Global awareness is growing
Amazon held its first Prime Day in 2015, when Prime members were largely based in North America and Europe. Since the online retailer has expanded its loyalty program to Australia and other markets in the Asia Pacific region, awareness of the event has increased.
“I think Prime Day in Australia has significantly grown in awareness, particularly over the last year and especially off the back of Covid,” Trent Rigby, senior strategist at Retail Oasis, told Inside Retail.
“Whilst Amazon Prime Day here in Australia might not be exactly [where it is in the US] yet, I think that over time, it’s likely to be one the biggest Australian sales periods in the year.”
“If you look at what’s happened here in Australia over the last few years with Black Friday and Cyber Monday, these were traditionally American shopping events. However, they have now established a solid place in the Australian retail calendar.”
But in countries like Singapore, the retail calendar is more crowded, where regional shopping events, such as Singles Day (11.11), 12.12 (December 12) and 9.9 (September 9) have a stronger foothold.
Homewares will be hot
According to Amazon, home, electronics and nutrition and wellness were some of the top Prime Day categories last year, and most analysts expect the same will be true this year.

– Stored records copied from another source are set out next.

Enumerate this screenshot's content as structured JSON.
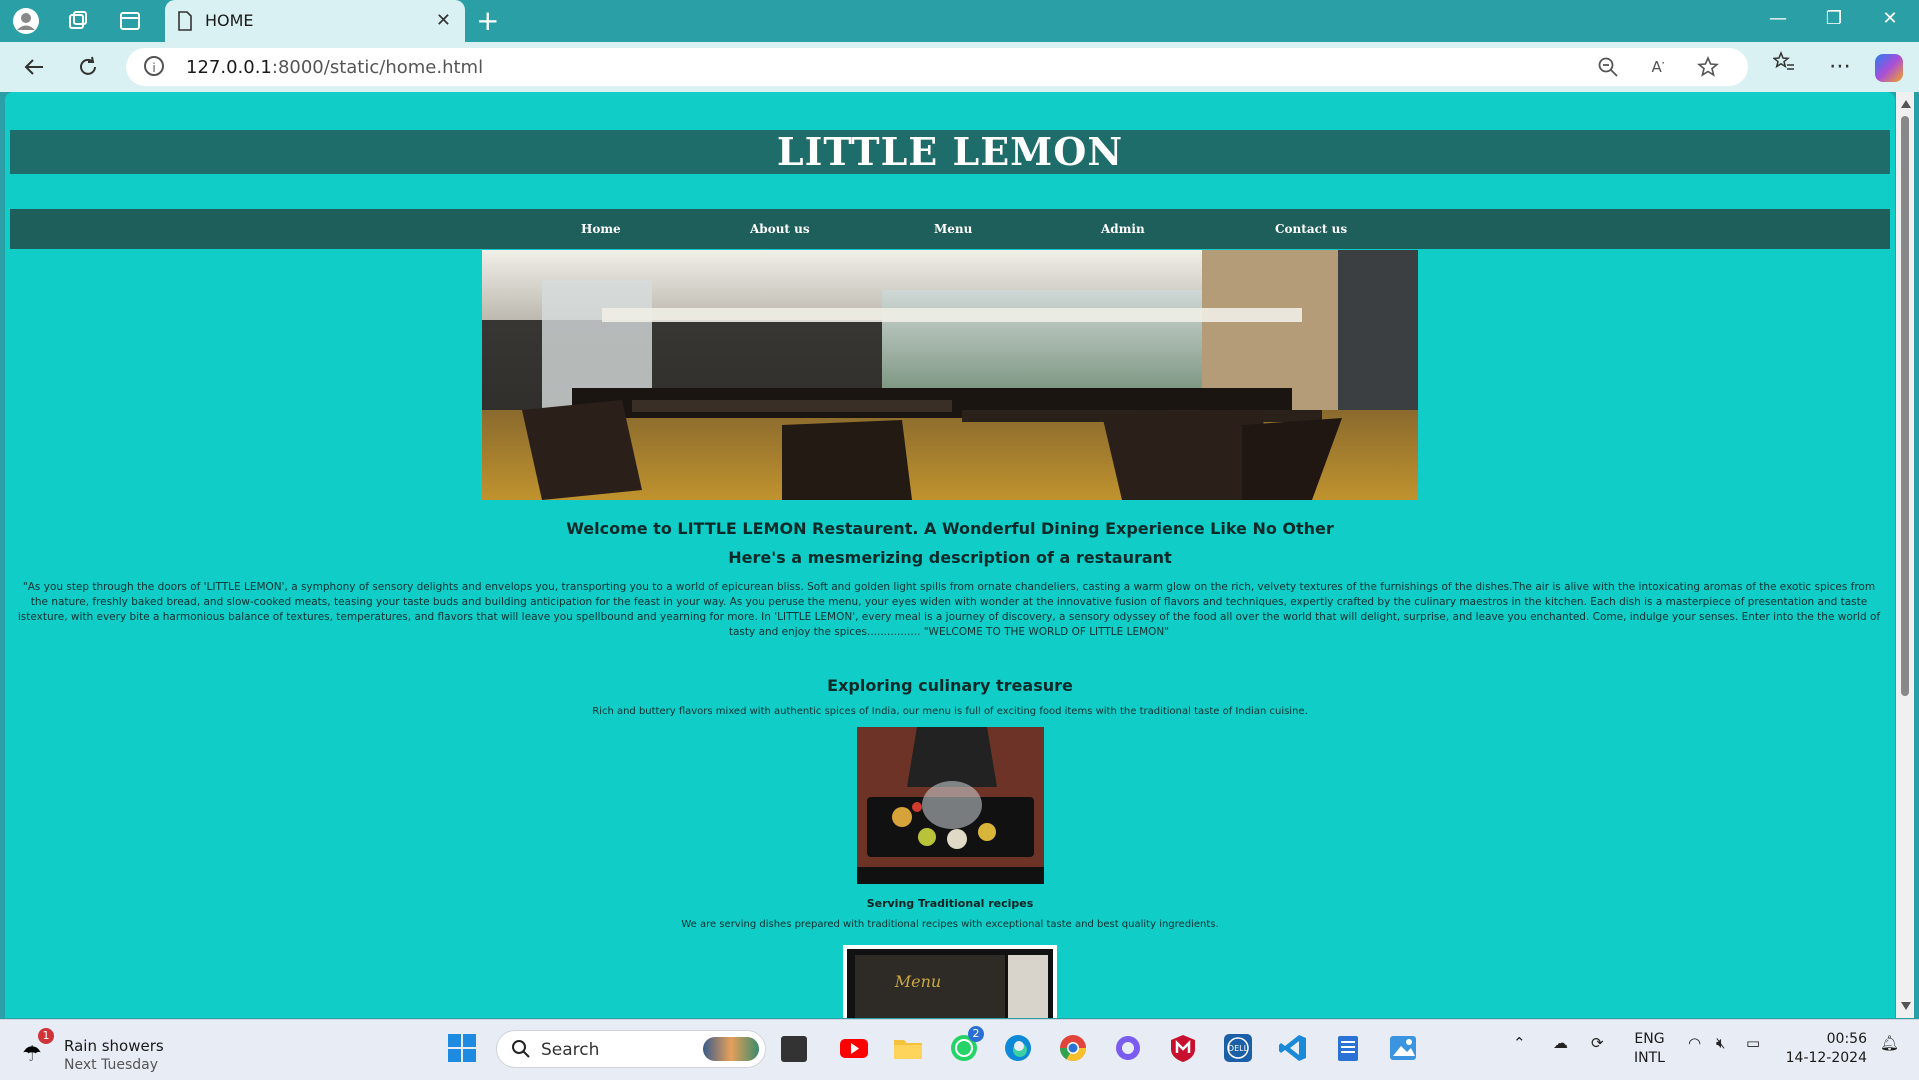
{
  "browser": {
    "tab_title": "HOME",
    "url_host": "127.0.0.1",
    "url_rest": ":8000/static/home.html"
  },
  "page": {
    "site_title": "LITTLE LEMON",
    "nav": [
      "Home",
      "About us",
      "Menu",
      "Admin",
      "Contact us"
    ],
    "welcome": "Welcome to LITTLE LEMON Restaurent. A Wonderful Dining Experience Like No Other",
    "subheading": "Here's a mesmerizing description of a restaurant",
    "description": "\"As you step through the doors of 'LITTLE LEMON', a symphony of sensory delights and envelops you, transporting you to a world of epicurean bliss. Soft and golden light spills from ornate chandeliers, casting a warm glow on the rich, velvety textures of the furnishings of the dishes.The air is alive with the intoxicating aromas of the exotic spices from the nature, freshly baked bread, and slow-cooked meats, teasing your taste buds and building anticipation for the feast in your way. As you peruse the menu, your eyes widen with wonder at the innovative fusion of flavors and techniques, expertly crafted by the culinary maestros in the kitchen. Each dish is a masterpiece of presentation and taste istexture, with every bite a harmonious balance of textures, temperatures, and flavors that will leave you spellbound and yearning for more. In 'LITTLE LEMON', every meal is a journey of discovery, a sensory odyssey of the food all over the world that will delight, surprise, and leave you enchanted. Come, indulge your senses. Enter into the the world of tasty and enjoy the spices................ \"WELCOME TO THE WORLD OF LITTLE LEMON\"",
    "section_title": "Exploring culinary treasure",
    "section_text": "Rich and buttery flavors mixed with authentic spices of India, our menu is full of exciting food items with the traditional taste of Indian cuisine.",
    "serving_title": "Serving Traditional recipes",
    "serving_text": "We are serving dishes prepared with traditional recipes with exceptional taste and best quality ingredients.",
    "menu_image_text": "Menu"
  },
  "taskbar": {
    "weather_badge": "1",
    "weather_line1": "Rain showers",
    "weather_line2": "Next Tuesday",
    "search_label": "Search",
    "whatsapp_badge": "2",
    "lang_line1": "ENG",
    "lang_line2": "INTL",
    "time": "00:56",
    "date": "14-12-2024"
  }
}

“With the growth that household and soft furnishing categories have experienced over the past 12 months, this would definitely be a category to watch,” Michelle Grujin, Accenture’s managing director of retail for ANZ, told Inside Retail.

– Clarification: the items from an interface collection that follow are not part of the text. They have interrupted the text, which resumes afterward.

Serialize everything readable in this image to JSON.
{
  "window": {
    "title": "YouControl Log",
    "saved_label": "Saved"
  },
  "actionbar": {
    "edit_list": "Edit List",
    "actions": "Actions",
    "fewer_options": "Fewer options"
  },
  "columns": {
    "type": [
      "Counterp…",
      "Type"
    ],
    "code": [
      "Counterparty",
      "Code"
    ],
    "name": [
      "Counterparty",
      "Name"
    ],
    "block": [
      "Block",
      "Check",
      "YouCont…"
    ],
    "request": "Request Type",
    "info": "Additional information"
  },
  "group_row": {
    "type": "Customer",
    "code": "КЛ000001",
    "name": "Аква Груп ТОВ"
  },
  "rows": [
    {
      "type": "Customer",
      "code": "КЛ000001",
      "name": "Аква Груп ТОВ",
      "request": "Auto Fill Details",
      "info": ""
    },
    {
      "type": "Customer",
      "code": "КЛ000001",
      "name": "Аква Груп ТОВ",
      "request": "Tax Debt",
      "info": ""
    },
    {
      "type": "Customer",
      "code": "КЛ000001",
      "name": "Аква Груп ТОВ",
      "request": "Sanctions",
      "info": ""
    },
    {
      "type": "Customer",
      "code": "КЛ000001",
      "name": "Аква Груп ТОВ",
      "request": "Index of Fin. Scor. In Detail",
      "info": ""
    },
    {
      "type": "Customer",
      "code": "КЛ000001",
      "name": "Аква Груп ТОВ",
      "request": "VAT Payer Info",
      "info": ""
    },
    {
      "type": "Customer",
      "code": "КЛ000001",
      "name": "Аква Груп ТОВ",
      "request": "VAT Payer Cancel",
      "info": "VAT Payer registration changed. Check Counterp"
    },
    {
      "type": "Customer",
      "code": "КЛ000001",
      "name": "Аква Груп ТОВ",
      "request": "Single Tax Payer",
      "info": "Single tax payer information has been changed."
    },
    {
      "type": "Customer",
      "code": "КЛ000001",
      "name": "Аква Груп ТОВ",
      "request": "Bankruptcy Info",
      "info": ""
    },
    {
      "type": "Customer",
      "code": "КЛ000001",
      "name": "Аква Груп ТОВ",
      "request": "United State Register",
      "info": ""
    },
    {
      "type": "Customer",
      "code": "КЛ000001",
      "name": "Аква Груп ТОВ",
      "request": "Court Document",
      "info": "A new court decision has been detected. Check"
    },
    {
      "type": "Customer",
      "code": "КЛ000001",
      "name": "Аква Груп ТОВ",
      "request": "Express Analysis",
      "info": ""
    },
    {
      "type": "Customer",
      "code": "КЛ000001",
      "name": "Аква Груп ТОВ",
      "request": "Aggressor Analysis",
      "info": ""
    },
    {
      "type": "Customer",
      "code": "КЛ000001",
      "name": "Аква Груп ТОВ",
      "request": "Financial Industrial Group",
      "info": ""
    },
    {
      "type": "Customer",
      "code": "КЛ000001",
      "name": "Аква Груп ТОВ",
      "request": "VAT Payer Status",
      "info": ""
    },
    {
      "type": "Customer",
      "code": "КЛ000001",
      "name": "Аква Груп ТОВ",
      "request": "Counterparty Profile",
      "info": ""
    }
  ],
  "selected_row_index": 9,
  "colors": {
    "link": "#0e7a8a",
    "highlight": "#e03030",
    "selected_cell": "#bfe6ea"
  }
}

“Health and wellbeing will also continue to dominate as an enduring shopper preference during and post Covid.”
Grujin also expects the return of events will see occasionwear sales rebound in the apparel sector.
Lingering supply chain issues could cause problems

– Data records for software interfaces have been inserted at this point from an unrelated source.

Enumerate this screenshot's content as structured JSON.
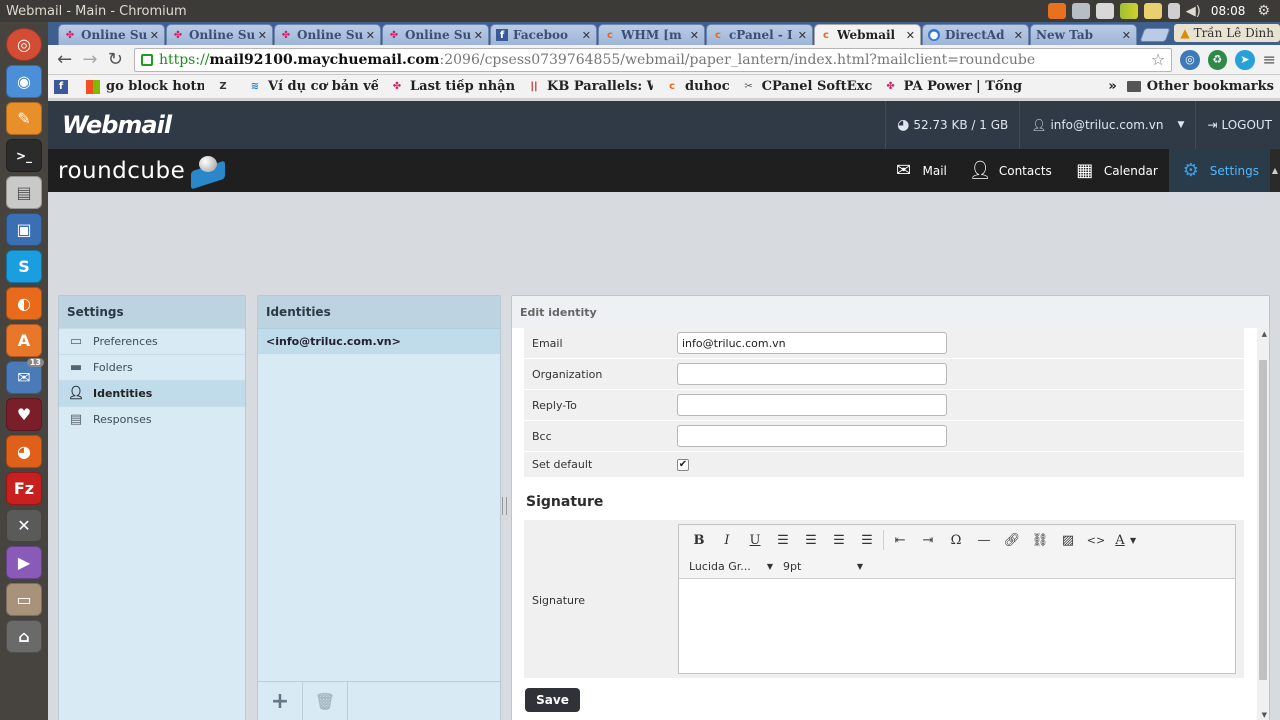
{
  "os": {
    "window_title": "Webmail - Main - Chromium",
    "time": "08:08",
    "launcher_badge": "13"
  },
  "browser": {
    "tabs": [
      {
        "title": "Online Su",
        "favicon": "ribbon-icon",
        "active": false
      },
      {
        "title": "Online Su",
        "favicon": "ribbon-icon",
        "active": false
      },
      {
        "title": "Online Su",
        "favicon": "ribbon-icon",
        "active": false
      },
      {
        "title": "Online Su",
        "favicon": "ribbon-icon",
        "active": false
      },
      {
        "title": "Faceboo",
        "favicon": "facebook-icon",
        "active": false
      },
      {
        "title": "WHM [m",
        "favicon": "cpanel-icon",
        "active": false
      },
      {
        "title": "cPanel - I",
        "favicon": "cpanel-icon",
        "active": false
      },
      {
        "title": "Webmail",
        "favicon": "cpanel-icon",
        "active": true
      },
      {
        "title": "DirectAd",
        "favicon": "globe-icon",
        "active": false
      },
      {
        "title": "New Tab",
        "favicon": "",
        "active": false
      }
    ],
    "profile_name": "Trần Lê Dinh",
    "url": {
      "scheme": "https://",
      "host": "mail92100.maychuemail.com",
      "path": ":2096/cpsess0739764855/webmail/paper_lantern/index.html?mailclient=roundcube"
    },
    "bookmarks": [
      {
        "label": "",
        "icon": "facebook-icon"
      },
      {
        "label": "go block hotmail !",
        "icon": "windows-icon"
      },
      {
        "label": "",
        "icon": "z-icon"
      },
      {
        "label": "Ví dụ cơ bản về lệ",
        "icon": "wave-icon"
      },
      {
        "label": "Last tiếp nhận",
        "icon": "ribbon-icon"
      },
      {
        "label": "KB Parallels: Wh",
        "icon": "parallels-icon"
      },
      {
        "label": "duhoc",
        "icon": "cpanel-icon"
      },
      {
        "label": "CPanel SoftExcep",
        "icon": "tool-icon"
      },
      {
        "label": "PA Power | Tổng c",
        "icon": "ribbon-icon"
      }
    ],
    "bookmarks_more": "»",
    "other_bookmarks": "Other bookmarks"
  },
  "webmail": {
    "logo": "Webmail",
    "quota": "52.73 KB / 1 GB",
    "user": "info@triluc.com.vn",
    "logout": "LOGOUT"
  },
  "roundcube": {
    "logo": "roundcube",
    "nav": [
      {
        "label": "Mail",
        "icon": "envelope-icon",
        "active": false
      },
      {
        "label": "Contacts",
        "icon": "person-icon",
        "active": false
      },
      {
        "label": "Calendar",
        "icon": "calendar-icon",
        "active": false
      },
      {
        "label": "Settings",
        "icon": "gear-icon",
        "active": true
      }
    ]
  },
  "settings_panel": {
    "title": "Settings",
    "items": [
      {
        "label": "Preferences",
        "icon": "monitor-icon",
        "active": false
      },
      {
        "label": "Folders",
        "icon": "folder-icon",
        "active": false
      },
      {
        "label": "Identities",
        "icon": "person-icon",
        "active": true
      },
      {
        "label": "Responses",
        "icon": "document-icon",
        "active": false
      }
    ]
  },
  "identities_panel": {
    "title": "Identities",
    "items": [
      "<info@triluc.com.vn>"
    ],
    "add_label": "+",
    "delete_icon": "trash-icon"
  },
  "edit_panel": {
    "title": "Edit identity",
    "fields": [
      {
        "label": "Email",
        "value": "info@triluc.com.vn"
      },
      {
        "label": "Organization",
        "value": ""
      },
      {
        "label": "Reply-To",
        "value": ""
      },
      {
        "label": "Bcc",
        "value": ""
      }
    ],
    "set_default_label": "Set default",
    "set_default_checked": true,
    "signature_heading": "Signature",
    "signature_label": "Signature",
    "editor": {
      "buttons": [
        "bold-icon",
        "italic-icon",
        "underline-icon",
        "align-left-icon",
        "align-center-icon",
        "align-right-icon",
        "align-justify-icon",
        "outdent-icon",
        "indent-icon",
        "omega-icon",
        "hr-icon",
        "link-icon",
        "unlink-icon",
        "image-icon",
        "code-icon",
        "text-color-icon"
      ],
      "font_family": "Lucida Gr...",
      "font_size": "9pt"
    },
    "save_label": "Save"
  }
}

While Amazon has undoubtedly prepared its logistics network for record Prime Day volumes, the impact of factory closures and reduced air travel on stock levels and lead times could still create problems for sellers.
“The supply chain challenges that we are seeing in the market such as significant container rate rises and longer lead times for product are impacting customer delivery promises due to poor availability of some items,” Matt Darby, KPMG’s national retail lead, told Inside Retail.
“The material shift to online that we have seen over the last 18 months will provide more demand for the event and sellers will be ensuring that their promises made should not be impacted by inability to deliver – we are seeing consumers react negatively to poor experiences in the last mile,” he said.
“Fulfilment is something that Amazon excels in typically so we have to expect that they have factored this and their logistics investments are testament to that.”
Juggling multiple shopping events is the norm now
Depending on the market, this year’s Prime Day will happen at the same time as other major shopping events. There’s the annual Great Singapore Sale in Singapore and End Of Financial Year (EOFY) sales in Australia, both of which occur in the month of June. It’s also a time of year when retailers traditionally clear inventory in anticipation of shopping events in the second half of the year, such as Christmas.
So how should retailers approach Prime Day if they’re already participating in other sales? Darby suggests leveraging the eyeballs to boost interest in your own brands, products and services, rather than trying to offer the lowest price in the market. Rigby recommends using Prime Day as a test for EOFY and Black Friday/Cyber Monday sales later in the year, while Grujin believes brands need to stay true to their values and double down on their commitment to environmental causes to appeal to conscious consumers.
One thing they all agree on is that retailers cannot afford to ignore it.
“It is something that cannot be ignored but be confident in your customer value proposition and focus on what your customers need,” Darby said. “It is an opportunity to boost sales and interest if you approach it appropriately.”